We’ve all experienced “goosebumps.” The subtle response is stimulated by strong emotions, fear, euphoria, inspiring music, nails on a chalkboard and sometimes temperature changes which cause the hair follicles on your skin to contract and stand up.
Have you ever stopped to reflect on what exactly initiates those “goosebump” moments and how to deliberately (and repeatedly) re-create that feeling? Is it possible to obtain that type of elevated emotion consistently?
Unexpectedly, I’ve found myself on the receiving end of “goosebumps” on a daily basis—for the past 20 years. And it’s primarily from coaching. I’ve been acutely aware of it the entire time, but have never shared or expressed this. It happens in observation: watching people grab a nugget of information about a lift and seeing it click, or noticing an athlete who doubts their performance and then suddenly exceeds all expectations. Sometimes, it’s the “ah-ha” moment during a team meeting, or simply walking down the gym hallway and watching two joyful teammates reunite to train together during a 7p class. And the goosebumps don’t stop there. These are just the ones that happened yesterday.
I consider myself to be incredibly blessed in this regard. Everyday, I get to experience this. And it’s not always about the lifts, the big weights, the workout times or a monster-sized squat. Instead, it’s the more subtle occurrences that prove most remarkable.
To elaborate, writer, Dan Heath, argues that we can understand these goosebump-like feelings as defining moments: moments of elevation (inspiring emotions), moments of insight (epiphanies), moments of pride (achievement) and moments of connection (relationships). Coincidently, these four points are the exact things that create remarkable moments for both the athletes and myself.

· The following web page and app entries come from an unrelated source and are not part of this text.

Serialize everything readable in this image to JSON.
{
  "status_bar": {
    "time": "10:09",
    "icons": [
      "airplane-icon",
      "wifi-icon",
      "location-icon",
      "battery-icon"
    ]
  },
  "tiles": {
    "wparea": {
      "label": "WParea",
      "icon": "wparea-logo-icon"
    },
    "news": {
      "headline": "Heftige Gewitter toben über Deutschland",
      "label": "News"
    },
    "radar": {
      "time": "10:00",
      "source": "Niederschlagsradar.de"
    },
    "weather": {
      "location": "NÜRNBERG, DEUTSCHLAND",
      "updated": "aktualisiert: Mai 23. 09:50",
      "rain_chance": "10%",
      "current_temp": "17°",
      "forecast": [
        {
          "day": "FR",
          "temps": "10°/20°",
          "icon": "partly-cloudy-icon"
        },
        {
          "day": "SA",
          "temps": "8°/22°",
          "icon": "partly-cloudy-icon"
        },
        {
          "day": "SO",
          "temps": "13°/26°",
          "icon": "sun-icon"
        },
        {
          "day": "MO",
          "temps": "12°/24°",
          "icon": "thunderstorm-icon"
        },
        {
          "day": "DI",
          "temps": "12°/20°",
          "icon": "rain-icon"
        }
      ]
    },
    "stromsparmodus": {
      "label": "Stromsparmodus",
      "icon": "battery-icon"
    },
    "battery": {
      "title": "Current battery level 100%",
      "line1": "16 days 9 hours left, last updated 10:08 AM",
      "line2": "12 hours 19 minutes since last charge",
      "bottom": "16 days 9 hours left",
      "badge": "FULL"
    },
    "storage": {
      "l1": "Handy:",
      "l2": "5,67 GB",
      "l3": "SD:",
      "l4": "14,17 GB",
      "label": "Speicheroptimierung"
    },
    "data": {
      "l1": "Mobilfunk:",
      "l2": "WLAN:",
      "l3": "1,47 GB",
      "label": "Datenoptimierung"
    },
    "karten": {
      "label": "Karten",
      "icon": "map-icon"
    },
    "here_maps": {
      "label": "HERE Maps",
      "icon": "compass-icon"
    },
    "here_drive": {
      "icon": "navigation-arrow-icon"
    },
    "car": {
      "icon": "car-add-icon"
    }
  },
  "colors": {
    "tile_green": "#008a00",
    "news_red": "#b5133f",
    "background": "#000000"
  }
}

So, I ask you to reflect: take a moment to, first, consider what gives you goosebumps. Then, dream-up the ways you might begin re-creating those moments: one at a time, until they repeat themselves enough to become habit.